> **Assignment**:
Below are the records. State how many of their lines contain "отчетов", with nothing else.

> **Source information**:

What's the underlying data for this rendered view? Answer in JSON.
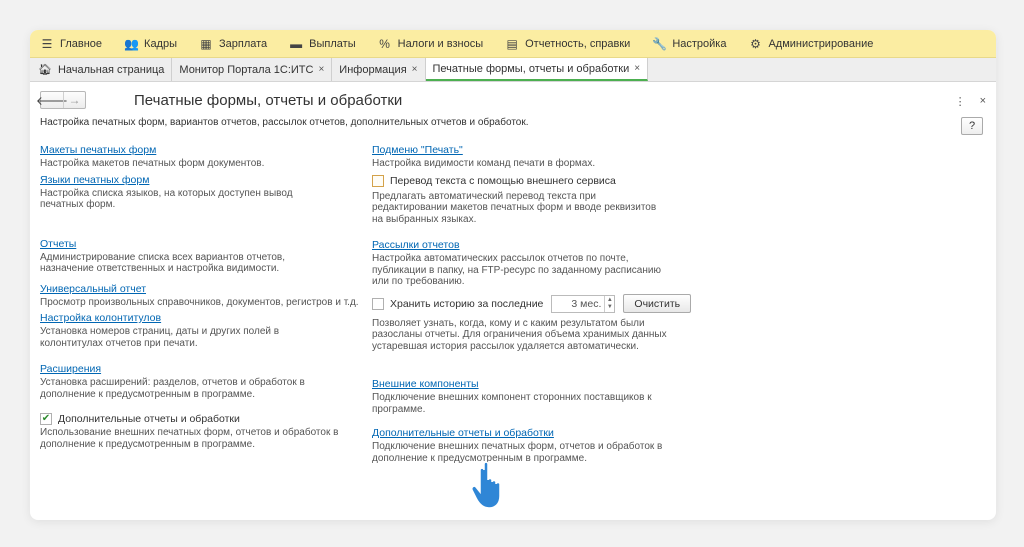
{
  "menu": [
    {
      "label": "Главное",
      "icon": "hamburger-icon",
      "glyph": "☰"
    },
    {
      "label": "Кадры",
      "icon": "people-icon",
      "glyph": "👥"
    },
    {
      "label": "Зарплата",
      "icon": "calculator-icon",
      "glyph": "▦"
    },
    {
      "label": "Выплаты",
      "icon": "wallet-icon",
      "glyph": "▬"
    },
    {
      "label": "Налоги и взносы",
      "icon": "percent-icon",
      "glyph": "%"
    },
    {
      "label": "Отчетность, справки",
      "icon": "documents-icon",
      "glyph": "▤"
    },
    {
      "label": "Настройка",
      "icon": "wrench-icon",
      "glyph": "🔧"
    },
    {
      "label": "Администрирование",
      "icon": "gear-icon",
      "glyph": "⚙"
    }
  ],
  "tabs": [
    {
      "label": "Начальная страница",
      "closable": false
    },
    {
      "label": "Монитор Портала 1С:ИТС",
      "closable": true
    },
    {
      "label": "Информация",
      "closable": true
    },
    {
      "label": "Печатные формы, отчеты и обработки",
      "closable": true,
      "active": true
    }
  ],
  "tab_close_glyph": "×",
  "page": {
    "title": "Печатные формы, отчеты и обработки",
    "subtitle": "Настройка печатных форм, вариантов отчетов, рассылок отчетов, дополнительных отчетов и обработок.",
    "back_glyph": "🡐",
    "forward_glyph": "→",
    "more_glyph": "⋮",
    "close_glyph": "×",
    "help_label": "?"
  },
  "left": {
    "print_layouts": {
      "link": "Макеты печатных форм",
      "desc": "Настройка макетов печатных форм документов."
    },
    "print_languages": {
      "link": "Языки печатных форм",
      "desc": "Настройка списка языков, на которых доступен вывод печатных форм."
    },
    "reports": {
      "link": "Отчеты",
      "desc": "Администрирование списка всех вариантов отчетов, назначение ответственных и настройка видимости."
    },
    "universal_report": {
      "link": "Универсальный отчет",
      "desc": "Просмотр произвольных справочников, документов, регистров и т.д."
    },
    "headers_footers": {
      "link": "Настройка колонтитулов",
      "desc": "Установка номеров страниц, даты и других полей в колонтитулах отчетов при печати."
    },
    "extensions": {
      "link": "Расширения",
      "desc": "Установка расширений: разделов, отчетов и обработок в дополнение к предусмотренным в программе."
    },
    "additional_reports": {
      "check_label": "Дополнительные отчеты и обработки",
      "checked": true,
      "check_glyph": "✔",
      "desc": "Использование внешних печатных форм, отчетов и обработок в дополнение к предусмотренным в программе."
    }
  },
  "right": {
    "print_submenu": {
      "link": "Подменю \"Печать\"",
      "desc": "Настройка видимости команд печати в формах."
    },
    "translation": {
      "check_label": "Перевод текста с помощью внешнего сервиса",
      "checked": false,
      "desc": "Предлагать автоматический перевод текста при редактировании макетов печатных форм и вводе реквизитов на выбранных языках."
    },
    "mailings": {
      "link": "Рассылки отчетов",
      "desc": "Настройка автоматических рассылок отчетов по почте, публикации в папку, на FTP-ресурс по заданному расписанию или по требованию."
    },
    "history": {
      "check_label": "Хранить историю за последние",
      "checked": false,
      "value": "3 мес.",
      "spin_up": "▲",
      "spin_down": "▼",
      "clear_label": "Очистить",
      "desc": "Позволяет узнать, когда, кому и с каким результатом были разосланы отчеты. Для ограничения объема хранимых данных устаревшая история рассылок удаляется автоматически."
    },
    "external_components": {
      "link": "Внешние компоненты",
      "desc": "Подключение внешних компонент сторонних поставщиков к программе."
    },
    "additional_reports": {
      "link": "Дополнительные отчеты и обработки",
      "desc": "Подключение внешних печатных форм, отчетов и обработок в дополнение к предусмотренным в программе."
    }
  },
  "colors": {
    "menubar": "#fbeda2",
    "link": "#0066b3",
    "active_tab_underline": "#4caf50",
    "cursor": "#2f86d6"
  }
}
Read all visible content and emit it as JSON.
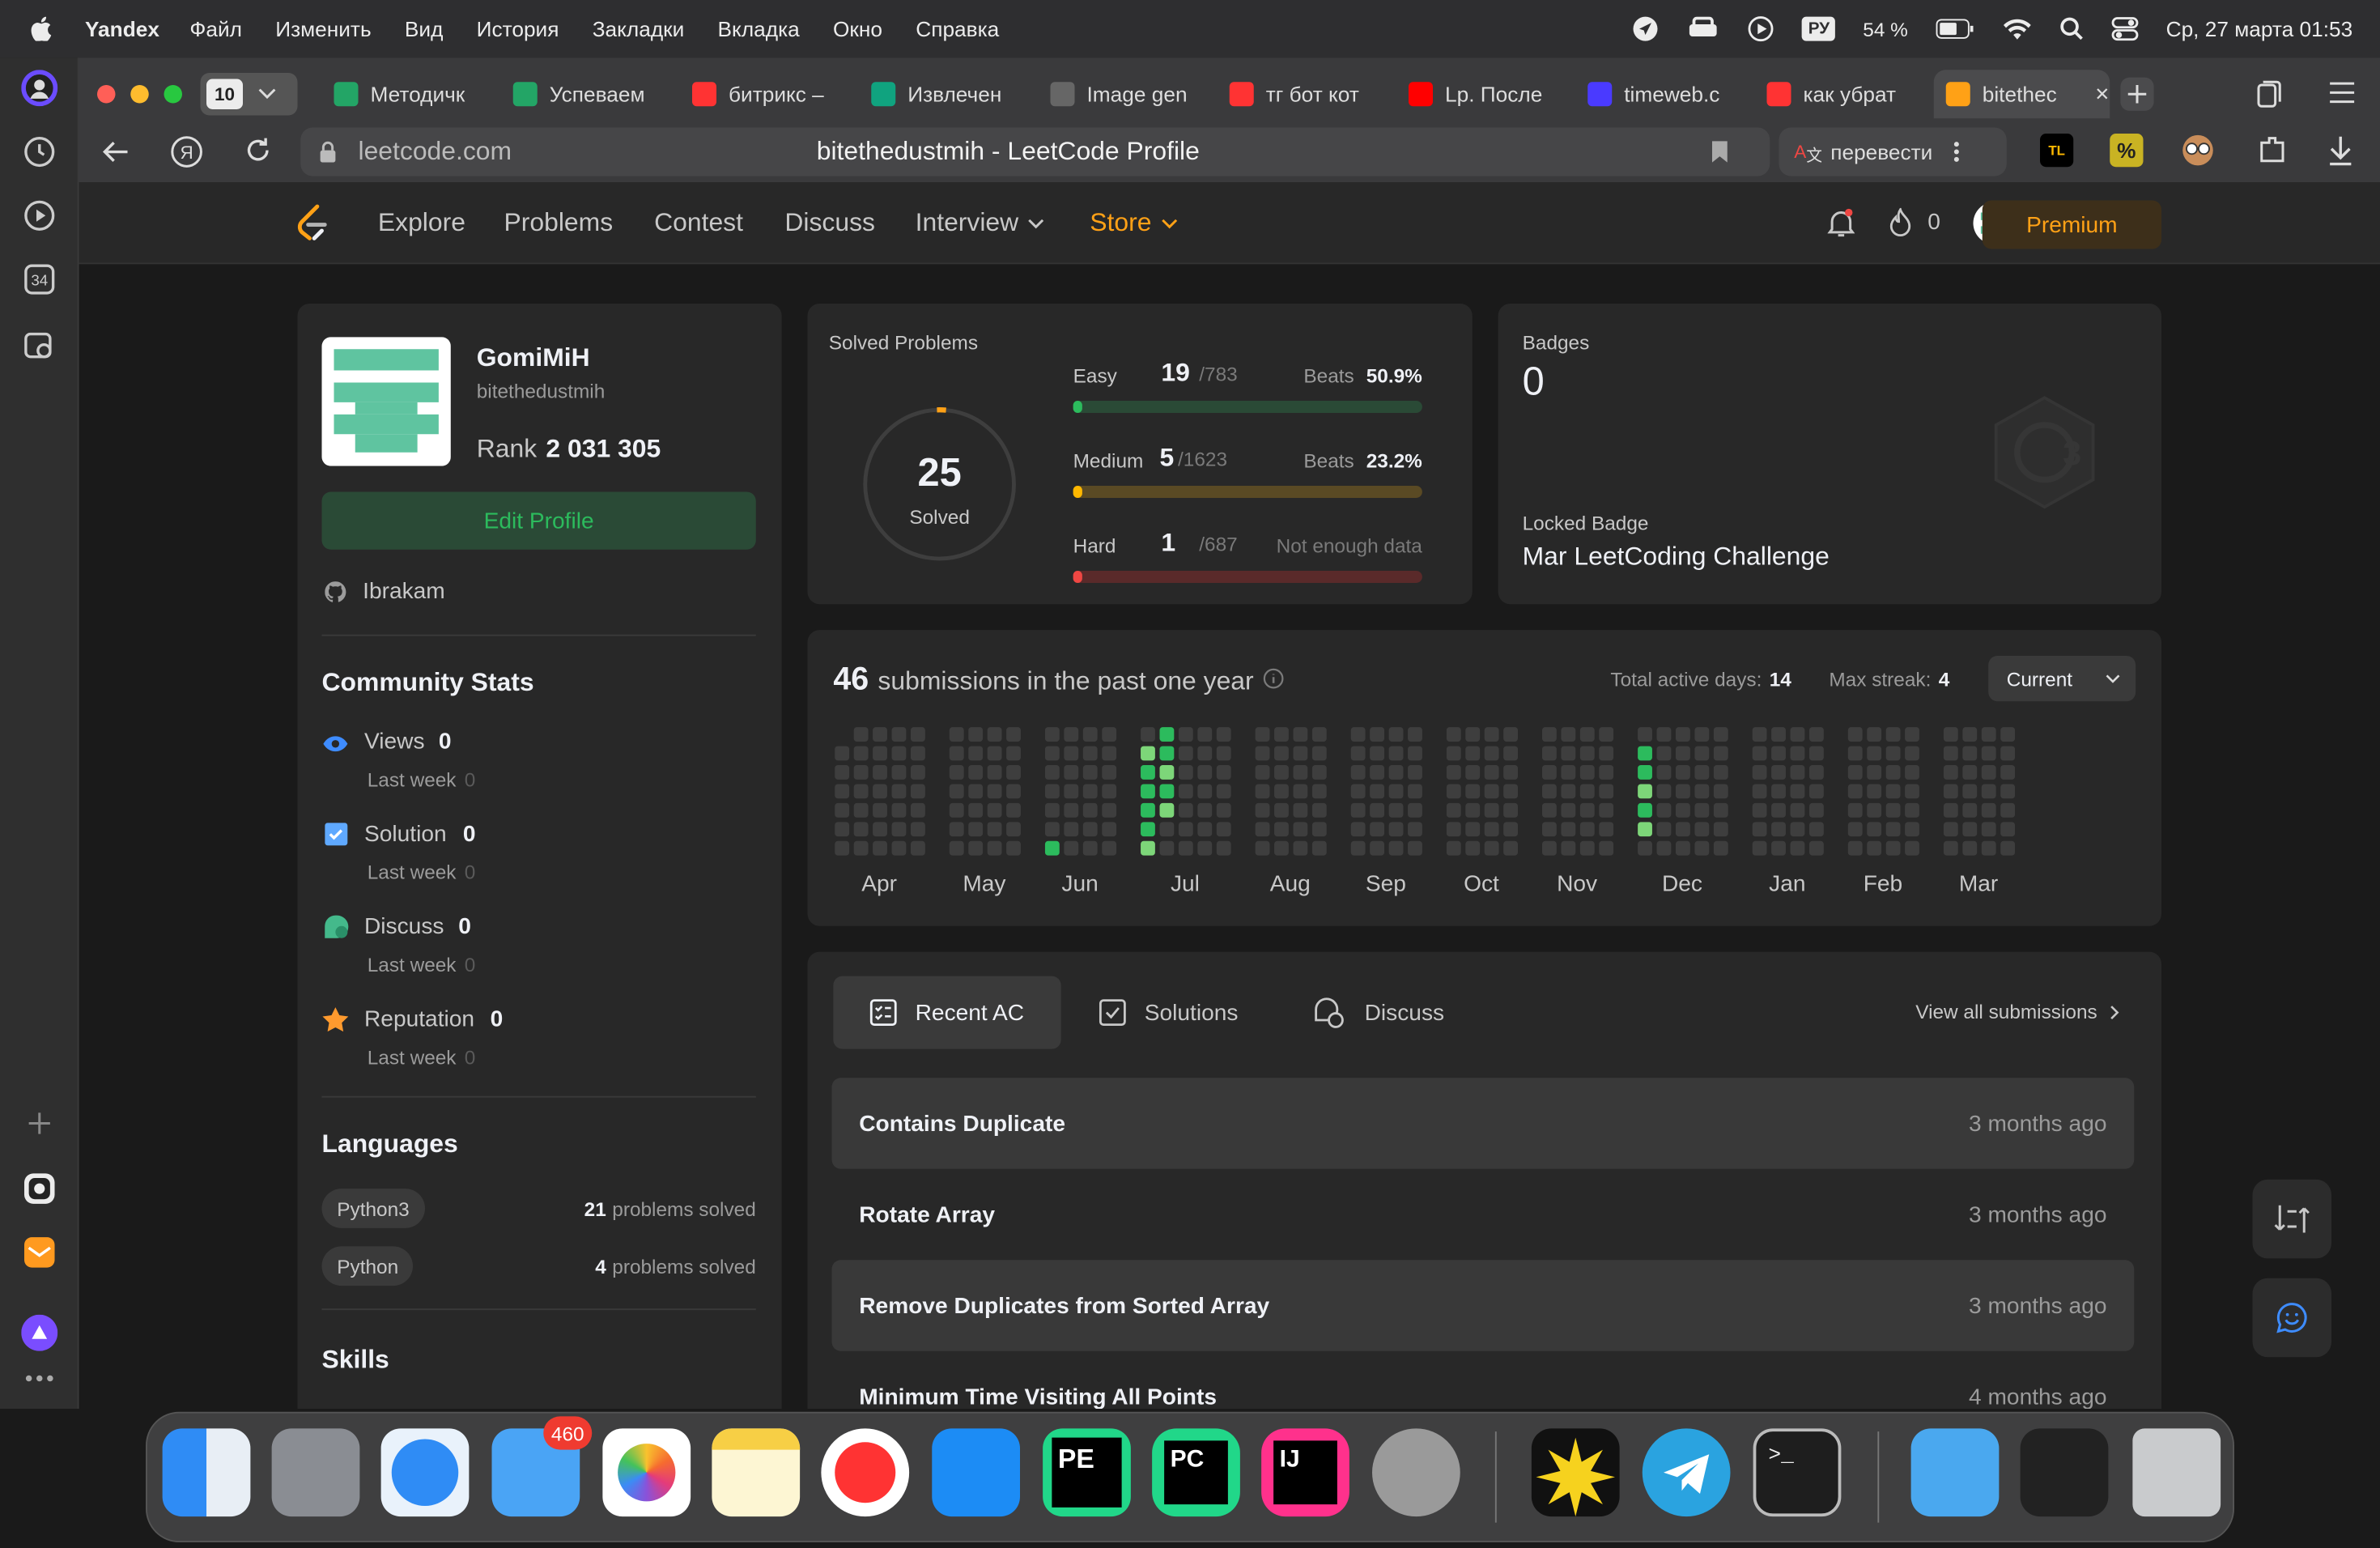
{
  "menubar": {
    "app_name": "Yandex",
    "items": [
      "Файл",
      "Изменить",
      "Вид",
      "История",
      "Закладки",
      "Вкладка",
      "Окно",
      "Справка"
    ],
    "keyboard_layout": "РУ",
    "battery": "54 %",
    "datetime": "Ср, 27 марта  01:53"
  },
  "browser": {
    "tab_count": "10",
    "tabs": [
      {
        "label": "Методичк",
        "favicon": "sheets-icon",
        "color": "#23a566"
      },
      {
        "label": "Успеваем",
        "favicon": "sheets-icon",
        "color": "#23a566"
      },
      {
        "label": "битрикс –",
        "favicon": "yandex-icon",
        "color": "#f33"
      },
      {
        "label": "Извлечен",
        "favicon": "openai-icon",
        "color": "#10a37f"
      },
      {
        "label": "Image gen",
        "favicon": "openai-icon",
        "color": "#666"
      },
      {
        "label": "тг бот кот",
        "favicon": "yandex-icon",
        "color": "#f33"
      },
      {
        "label": "Lp. После",
        "favicon": "youtube-icon",
        "color": "#f00"
      },
      {
        "label": "timeweb.c",
        "favicon": "timeweb-icon",
        "color": "#4a3aff"
      },
      {
        "label": "как убрат",
        "favicon": "yandex-icon",
        "color": "#f33"
      },
      {
        "label": "bitethec",
        "favicon": "leetcode-icon",
        "color": "#ffa116",
        "active": true
      }
    ],
    "address_domain": "leetcode.com",
    "page_title": "bitethedustmih - LeetCode Profile",
    "translate_label": "перевести"
  },
  "lc_nav": {
    "items": [
      "Explore",
      "Problems",
      "Contest",
      "Discuss",
      "Interview"
    ],
    "store": "Store",
    "streak_count": "0",
    "premium": "Premium"
  },
  "profile": {
    "display_name": "GomiMiH",
    "username": "bitethedustmih",
    "rank_label": "Rank",
    "rank_value": "2 031 305",
    "edit_profile": "Edit Profile",
    "github": "Ibrakam",
    "community_title": "Community Stats",
    "stats": [
      {
        "label": "Views",
        "value": "0",
        "last_week_label": "Last week",
        "last_week": "0"
      },
      {
        "label": "Solution",
        "value": "0",
        "last_week_label": "Last week",
        "last_week": "0"
      },
      {
        "label": "Discuss",
        "value": "0",
        "last_week_label": "Last week",
        "last_week": "0"
      },
      {
        "label": "Reputation",
        "value": "0",
        "last_week_label": "Last week",
        "last_week": "0"
      }
    ],
    "languages_title": "Languages",
    "languages": [
      {
        "name": "Python3",
        "count": "21",
        "suffix": "problems solved"
      },
      {
        "name": "Python",
        "count": "4",
        "suffix": "problems solved"
      }
    ],
    "skills_title": "Skills"
  },
  "solved": {
    "title": "Solved Problems",
    "total": "25",
    "total_label": "Solved",
    "rows": [
      {
        "level": "Easy",
        "solved": "19",
        "total": "/783",
        "beats_label": "Beats",
        "beats": "50.9%",
        "fraction": 0.0243,
        "color": "#2cbb5d",
        "track": "#2a4a36"
      },
      {
        "level": "Medium",
        "solved": "5",
        "total": "/1623",
        "beats_label": "Beats",
        "beats": "23.2%",
        "fraction": 0.0031,
        "color": "#ffb800",
        "track": "#5a4a24"
      },
      {
        "level": "Hard",
        "solved": "1",
        "total": "/687",
        "beats_label": "",
        "beats": "Not enough data",
        "fraction": 0.0015,
        "color": "#ef4743",
        "track": "#5a2a2a"
      }
    ]
  },
  "badges": {
    "title": "Badges",
    "count": "0",
    "locked_label": "Locked Badge",
    "locked_name": "Mar LeetCoding Challenge"
  },
  "calendar": {
    "count": "46",
    "label": "submissions in the past one year",
    "active_days_label": "Total active days:",
    "active_days": "14",
    "max_streak_label": "Max streak:",
    "max_streak": "4",
    "select": "Current",
    "months": [
      "Apr",
      "May",
      "Jun",
      "Jul",
      "Aug",
      "Sep",
      "Oct",
      "Nov",
      "Dec",
      "Jan",
      "Feb",
      "Mar"
    ]
  },
  "recent": {
    "tabs": [
      "Recent AC",
      "Solutions",
      "Discuss"
    ],
    "view_all": "View all submissions",
    "items": [
      {
        "title": "Contains Duplicate",
        "time": "3 months ago"
      },
      {
        "title": "Rotate Array",
        "time": "3 months ago"
      },
      {
        "title": "Remove Duplicates from Sorted Array",
        "time": "3 months ago"
      },
      {
        "title": "Minimum Time Visiting All Points",
        "time": "4 months ago"
      }
    ]
  },
  "dock": {
    "mail_badge": "460"
  }
}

> **Exercise response**:
8